We envision an academy of teachers who grow mindsets, develop toolsets, and create experiences, environments, and systems that have empathy at their core. We’ve piloted this program as a group called Guerrilla Teachers Academy (GTA) under the mantra: a nimble wisdom taskforce for taking on the evolving challenges of our institution and education at large. Members work on initiatives including: developing a human-centered design conference, instituting restorative justice, redesigning school schedules, and establishing a student government. GTA is a teacher-powered initiative that engages the people who work directly with students in the design of systems that impact their learning communities.

Success is interrupting narratives of inequity including: students without resources lacking educational agency or teachers enforcing their cultural norms on students without recognition of a student’s culture. Our program will be measured by positive community interactions and reduced skill gaps. It will be measured by the autonomy teachers feel in creating learning environments that unite the values of their entire classroom population. We can measure our progress through our school climate and culture surveys, which assess the level of connection students and teachers feel within the school. We intend to achieve a more just and equitable learning community where all students and teachers can say, “These are my people!”

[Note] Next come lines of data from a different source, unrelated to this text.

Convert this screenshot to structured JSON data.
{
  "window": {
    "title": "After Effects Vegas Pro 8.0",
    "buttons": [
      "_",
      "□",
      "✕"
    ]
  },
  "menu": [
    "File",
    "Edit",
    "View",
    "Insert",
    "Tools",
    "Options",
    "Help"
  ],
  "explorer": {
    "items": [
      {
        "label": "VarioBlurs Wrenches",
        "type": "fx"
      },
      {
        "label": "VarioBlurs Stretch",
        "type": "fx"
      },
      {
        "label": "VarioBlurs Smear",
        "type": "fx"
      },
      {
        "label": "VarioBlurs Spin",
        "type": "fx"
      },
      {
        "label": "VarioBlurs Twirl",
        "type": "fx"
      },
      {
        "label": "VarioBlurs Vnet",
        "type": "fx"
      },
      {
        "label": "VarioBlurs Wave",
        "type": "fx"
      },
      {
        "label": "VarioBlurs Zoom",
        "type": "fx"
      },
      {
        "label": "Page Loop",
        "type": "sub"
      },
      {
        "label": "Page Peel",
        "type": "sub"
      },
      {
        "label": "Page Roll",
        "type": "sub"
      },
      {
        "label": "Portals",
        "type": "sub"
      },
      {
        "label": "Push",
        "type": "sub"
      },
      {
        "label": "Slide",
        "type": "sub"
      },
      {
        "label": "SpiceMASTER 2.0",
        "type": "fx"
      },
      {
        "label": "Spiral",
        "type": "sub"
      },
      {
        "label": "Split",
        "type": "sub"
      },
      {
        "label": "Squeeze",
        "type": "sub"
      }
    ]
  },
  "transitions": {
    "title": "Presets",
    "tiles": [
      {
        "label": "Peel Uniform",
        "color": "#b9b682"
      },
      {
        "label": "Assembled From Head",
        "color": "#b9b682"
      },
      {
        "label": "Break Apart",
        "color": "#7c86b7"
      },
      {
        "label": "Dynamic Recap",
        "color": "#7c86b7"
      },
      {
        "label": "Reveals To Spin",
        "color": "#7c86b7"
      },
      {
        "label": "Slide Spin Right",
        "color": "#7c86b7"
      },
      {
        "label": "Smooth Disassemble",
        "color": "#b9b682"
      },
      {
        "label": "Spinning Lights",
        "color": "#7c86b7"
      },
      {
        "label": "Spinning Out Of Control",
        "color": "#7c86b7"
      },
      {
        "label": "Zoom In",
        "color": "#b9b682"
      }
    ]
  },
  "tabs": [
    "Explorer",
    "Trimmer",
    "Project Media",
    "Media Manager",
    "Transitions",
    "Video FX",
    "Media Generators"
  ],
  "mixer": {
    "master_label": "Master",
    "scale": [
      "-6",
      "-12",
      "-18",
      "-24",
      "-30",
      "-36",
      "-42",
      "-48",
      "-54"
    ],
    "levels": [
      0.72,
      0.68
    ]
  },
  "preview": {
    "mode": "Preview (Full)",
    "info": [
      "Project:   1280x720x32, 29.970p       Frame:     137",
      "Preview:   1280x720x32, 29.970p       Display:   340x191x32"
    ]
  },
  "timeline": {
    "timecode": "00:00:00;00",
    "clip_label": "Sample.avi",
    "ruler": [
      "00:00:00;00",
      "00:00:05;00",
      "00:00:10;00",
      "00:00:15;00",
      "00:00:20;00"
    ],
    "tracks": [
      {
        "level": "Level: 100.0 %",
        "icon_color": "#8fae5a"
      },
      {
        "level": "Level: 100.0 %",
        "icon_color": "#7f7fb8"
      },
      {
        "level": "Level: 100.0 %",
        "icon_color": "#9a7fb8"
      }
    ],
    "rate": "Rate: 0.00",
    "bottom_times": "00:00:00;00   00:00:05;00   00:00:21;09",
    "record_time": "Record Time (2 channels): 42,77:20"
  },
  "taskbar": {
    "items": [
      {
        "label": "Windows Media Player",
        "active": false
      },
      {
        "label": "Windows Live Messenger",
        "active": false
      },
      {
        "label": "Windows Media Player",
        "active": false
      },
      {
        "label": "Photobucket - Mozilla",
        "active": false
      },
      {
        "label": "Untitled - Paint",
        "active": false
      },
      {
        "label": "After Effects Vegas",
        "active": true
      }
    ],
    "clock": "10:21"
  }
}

  •  finding our identity
  •  what can we do with this event?
  •  yes, GTA is a model, but for what audience?
  •  what we hope to get out of this opportunity?
    •  defining the onramp
    •  removing the idea that we’re brave to try or get away with stuff

Thank you for listening to the Guerrilla Teacher Academy Podcast! Join the conversation at teacherjam.org.

Links!
Teach to Lead Summit
Hey, I got the email right on the recording! If you want to be a part of the conversation on the podcast, email teacherjampgh@gmail.com

Thanks for sticking with me as I recorded with a cold, continued to perpetuate the lie that it was the 8th, and knocked my drink over when I was getting excited about something… 🙂

Our music is Real Swing Shet by Ménage Quad and is licensed under a Creative Commons Attribution-NoDerivatives 4.0 International License.
GTAcast is licensed under a Creative Commons Attribution-NonCommercial-ShareAlike 4.0 International License.

GTAcast5

Welcome GTAcast episode 5 presented by the Guerrilla Teacher Academy. My name is Ashley Capps and we’re going to return to my conversation with Justin Aion. We’ll be diving back into the topic of professional development and why it is as important to let teachers drive their learning as students. We compare expectations of teachers in in service when it comes to the format of the instruction and how we use technology. We also talk about how we ourselves have used the internet, blogging and twitter specifically, to grow our personal learning networks and to help connect and reflect on our practice.

Links:
relearningtoteach.com/
@JustinAion
www.edcamp.org 

Thank you for listening to the Guerrilla Teacher Academy’s GTAcast. Join the conversation at teacherjam.org.

Our music is Real Swing Shet by Ménage Quad and is licensed under a Creative Commons Attribution-NoDerivatives 4.0 International License.
GTAcast is licensed under a Creative Commons Attribution-NonCommercial-ShareAlike 4.0 International License.

GTAcast4

Welcome to the Guerrilla Teacher Academy’s GTAcast episode 4. Ashley’s guest today is Justin Aion, a math and sciences teacher and our topic dives into the realm of professional development, specifically edcamps. We look at what edcamps are, how Justin got started with them, and the adaptability of edcamps for school- or district-wide professional development opportunities.

Link List: 

relearningtoteach.com/

@JustinAion

www.edcamp.org 

Shout out to Nick Tutolo – When Teachers Take the Lead was Published in Education Week Teacher on 16 February 2016.

Our music is Real Swing Shet by Ménage Quad and is licensed under a Creative Commons Attribution-NoDerivatives 4.0 International License.

GTAcast is licensed under a Creative Commons Attribution-NonCommercial-ShareAlike 4.0 International License.

Thank you for listening!